Charissa Che

Posts tagged Ryan Muir

0 notes

TriBeCa Neighborhood Provides a Long-Awaited Sanctuary for Artsy Teens

Photo by Ryan Muir on 7eventytwo’s Flickr account

Calling all creative teens in New York City: TriBeCa might be your new favorite hangout spot. Church Street School for Music and Art has launched 7eventytwo, a rare haven for 13-18 year olds that aims to be the perfect outlet for your inner rock star, Picasso or Oscar winner.

At 7eventytwo, teens will be able learn from the neighborhood’s esteemed artists at workshops that span the gamut from “Music Video Production” to “Gif Making, Flipbooks and Zoetropes”—a crash course on storytelling through traditional and modern mediums—to “Fibers,” which explores the art of sculpture through filament.

Although New York City is widely considered the arts and entertainment capital of the world, you’d actually be hard-pressed to find abundant arts programs at public schools, let alone teachers with the passion necessary to shepherd them.
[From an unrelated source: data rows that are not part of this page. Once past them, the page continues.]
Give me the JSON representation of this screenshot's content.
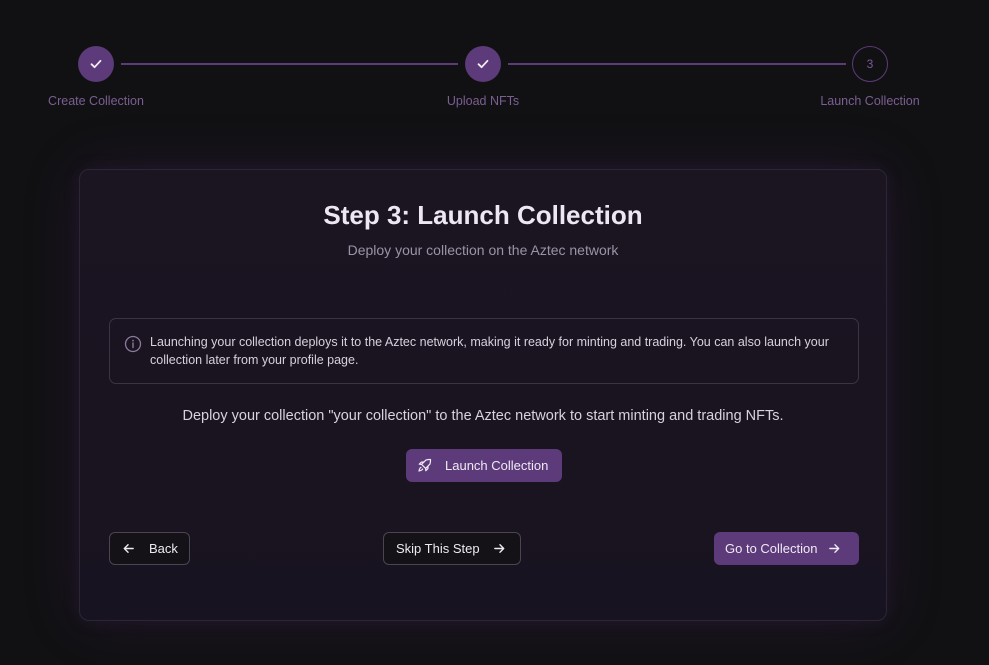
{
  "stepper": {
    "steps": [
      {
        "label": "Create Collection",
        "state": "done",
        "icon": "check-icon"
      },
      {
        "label": "Upload NFTs",
        "state": "done",
        "icon": "check-icon"
      },
      {
        "label": "Launch Collection",
        "state": "current",
        "number": "3"
      }
    ]
  },
  "card": {
    "title": "Step 3: Launch Collection",
    "subtitle": "Deploy your collection on the Aztec network",
    "info": {
      "icon": "info-icon",
      "text": "Launching your collection deploys it to the Aztec network, making it ready for minting and trading. You can also launch your collection later from your profile page."
    },
    "deploy_text": "Deploy your collection \"your collection\" to the Aztec network to start minting and trading NFTs.",
    "launch_button": {
      "label": "Launch Collection",
      "icon": "rocket-icon"
    },
    "back_button": {
      "label": "Back",
      "icon": "arrow-left-icon"
    },
    "skip_button": {
      "label": "Skip This Step",
      "icon": "arrow-right-icon"
    },
    "goto_button": {
      "label": "Go to Collection",
      "icon": "arrow-right-icon"
    }
  },
  "colors": {
    "background": "#111113",
    "accent": "#5d3a7a",
    "step_label": "#7a5f93"
  }
}
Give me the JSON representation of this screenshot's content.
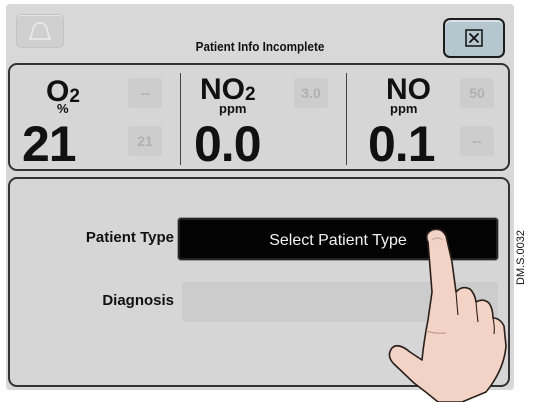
{
  "header": {
    "title": "Patient Info Incomplete",
    "bell_icon": "bell-icon",
    "close_icon": "close-icon"
  },
  "readouts": [
    {
      "name_main": "O",
      "name_sub": "2",
      "unit": "%",
      "value": "21",
      "box_top": "--",
      "box_bottom": "21"
    },
    {
      "name_main": "NO",
      "name_sub": "2",
      "unit": "ppm",
      "value": "0.0",
      "box_top": "3.0",
      "box_bottom": ""
    },
    {
      "name_main": "NO",
      "name_sub": "",
      "unit": "ppm",
      "value": "0.1",
      "box_top": "50",
      "box_bottom": "--"
    }
  ],
  "form": {
    "patient_type_label": "Patient Type",
    "patient_type_button": "Select Patient Type",
    "diagnosis_label": "Diagnosis",
    "diagnosis_value": ""
  },
  "reference_code": "DM.S.0032",
  "colors": {
    "screen_bg": "#d8d8d8",
    "close_button": "#b5c6cf",
    "select_button": "#030303",
    "hand_skin": "#f3d3c6"
  }
}
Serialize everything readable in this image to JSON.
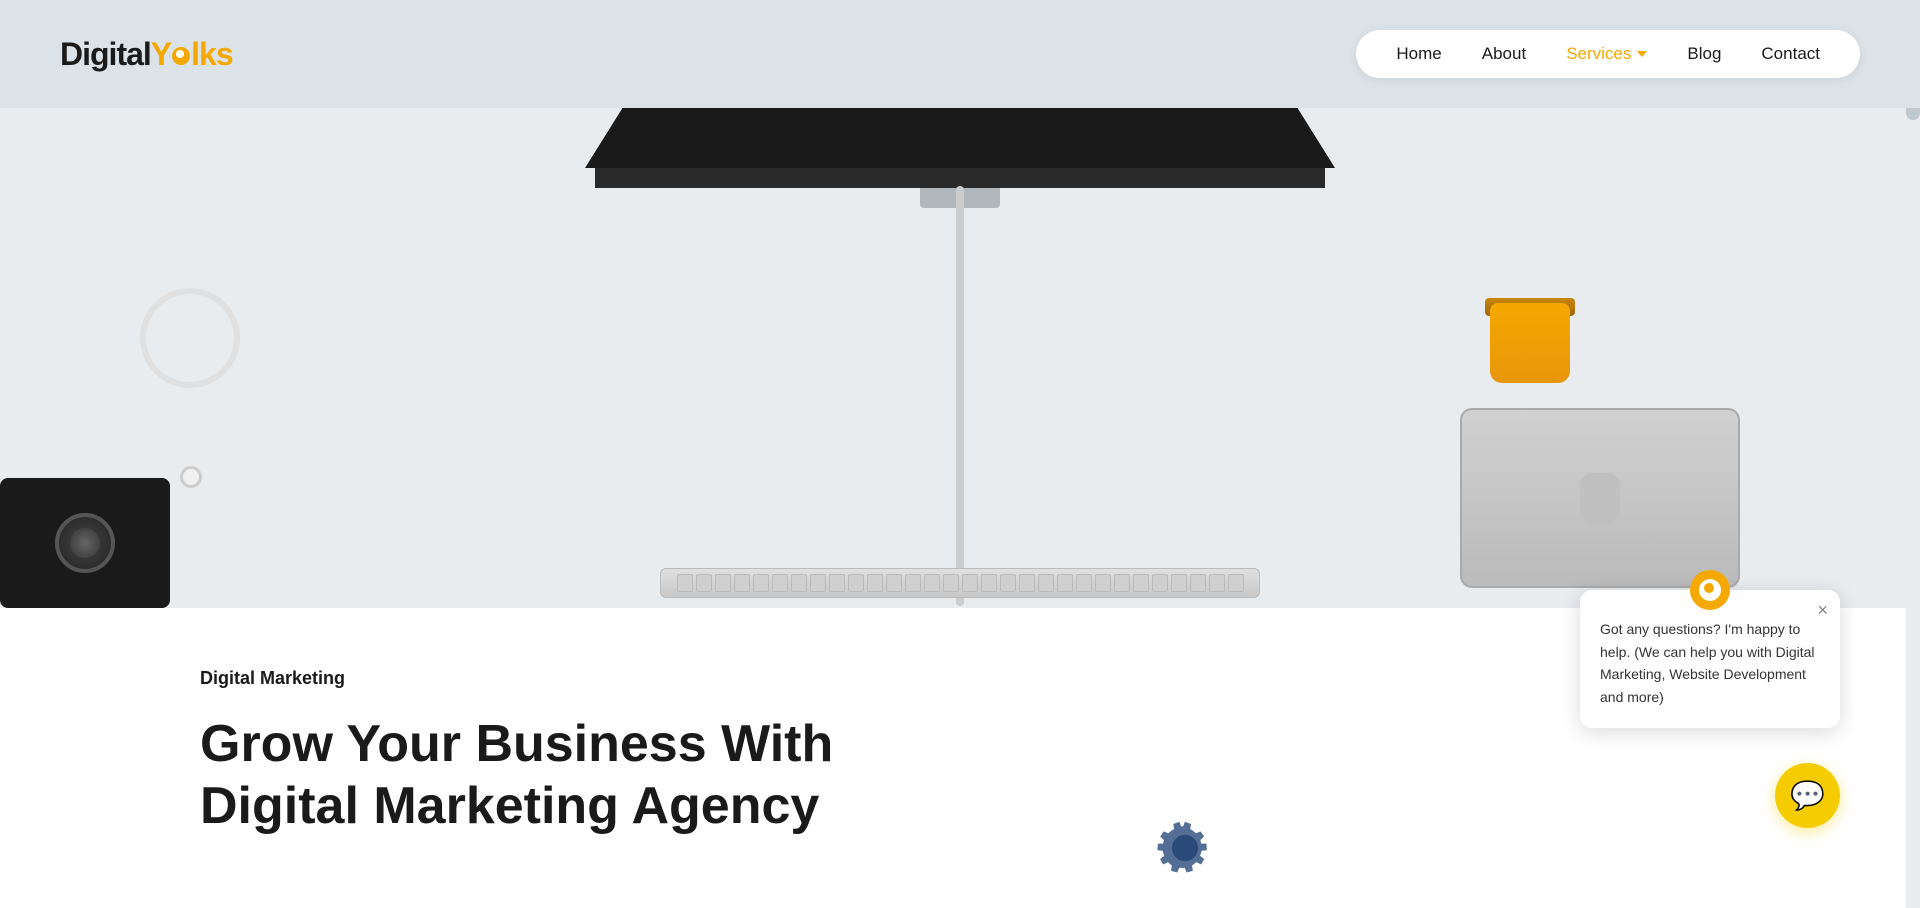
{
  "header": {
    "logo": {
      "digital": "Digital",
      "yolks": "Ylks",
      "y_char": "Y",
      "dot_char": "●"
    },
    "nav": {
      "home_label": "Home",
      "about_label": "About",
      "services_label": "Services",
      "blog_label": "Blog",
      "contact_label": "Contact"
    }
  },
  "hero": {
    "image_alt": "Desk setup with monitor, keyboard, camera, earphones"
  },
  "content": {
    "subtitle": "Digital Marketing",
    "title_line1": "Grow Your Business With",
    "title_line2": "Digital Marketing Agency"
  },
  "chat": {
    "avatar_alt": "Chat avatar",
    "message": "Got any questions? I'm happy to help. (We can help you with Digital Marketing, Website Development and more)",
    "close_label": "×",
    "button_icon": "💬"
  }
}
Photo by Ryan Muir on 7eventytwo’s Flickr account

As one of the program’s directors, Azikiwe Mohammed feels that it was imperative that aspiring young artists and musicians in the bustling city be given a place of their own.

“This is special, especially because it’s in the Downtown area,” Mohammed said, who added that at a certain age, pickings for arts programs are slim. “In most of New York, as soon as you turn 12, you find yourself stuck with nothing to do. [7eventytwo] is a space where these lost souls could hang out and be productive.”

But rest assured, this program is not to be confused with your typical, generic marching band and chorus classes in high school. Here, the students call the shots.

“We make our programs based on what kids want, not what adults think they should want,” Mohammed said. He believed that only by engaging first-hand in art can students better their craft and carry it out to their fullest potential.

Mohammed, along with fellow program directors Z Behl and Gaia Filicori, have worked tirelessly to develop the program’s unique classes, co-ordinate show nights with young bands and conceive its ever-changing repertoire of special events.

Photo by Ryan Muir on 7eventytwo’s Flickr account

Classes officially begin on March 6, but until then, participants are privy to a cornucopia of events tailored to their interests. The program is primarily focused on the music and arts and highlights concerts featuring local bands and Church Street students. It is also hosting a film series showcasing movies made by young adult filmmakers from around the city.

February 10’s “Valentines Blow Your Minds” treated members to four popular bands from the area including “Claire’s Diary” and “The Indecent,” while films by local directors were projected overhead.

Two of 7eventytwo’s film makers have already won awards at Sundance: Benh Zeitllin’s Beasts of the Southern Wild took the Grand Jury Prize, while Josh Safdie won Best Short for Black Balloon. In addition, an HBO series by TriBeCa native Lena Dunham is set to air in April. Going forth, the program is planning to screen more films made by teens and local community members.

Photo by Ryan Muir on 7eventytwo’s Flickr account

Having taught at Church Street School for Music and Art for 12 years, Mohammed lauded how accommodating the institution has been in fostering the program’s mission and ongoing development, and said that pitching the idea of 7eventytwo to the school’s director, Lisa Ecklund-Flores was a breeze.

“It’s an extension of Church Street School for Music and Art and also it’s kind of on its own,” Mohammed said. “They have a great theater space, and it was being underused, so they gave us the space. I can’t think of Church Street School for Music and Art without 7eventytwo.”

Since its beginnings in 1990, Church Street School for Music and Art has been dedicated to promoting arts education for students of all ages and levels of ability, and it’s the only not-for-profit school for the arts in Lower Manhattan.

Thus far, 7eventytwo’s curators have been pleased to note that their program has garnered rave reviews from the TriBeCa community.

“We have received overwhelming support,” Mohammed said. “People agree that there has been no home for 13-18 year olds. Let’s say there’s someone out there who’s thinking, ‘Man, I’ve always wanted a place where friends could come and see me play my music.’ Now there’s a space for them to do that—their space.”

Membership at 7eventytwo is $400, and allows for unlimited access to monthly concerts, film screenings, and rehearsal space each semester. Non–members may attend events for $8 at the door. For more information, visit 7eventytwo.org. You can find out more about Church Street School for Music and Art at ChurchStreetSchool.org.

—Charissa Che

Filed under 72 7eventytwo Azikiwe Mohammed Gaia Filicori NYC Ryan Muir TriBeCa Z Behl arts teens Church Street School for Music and Art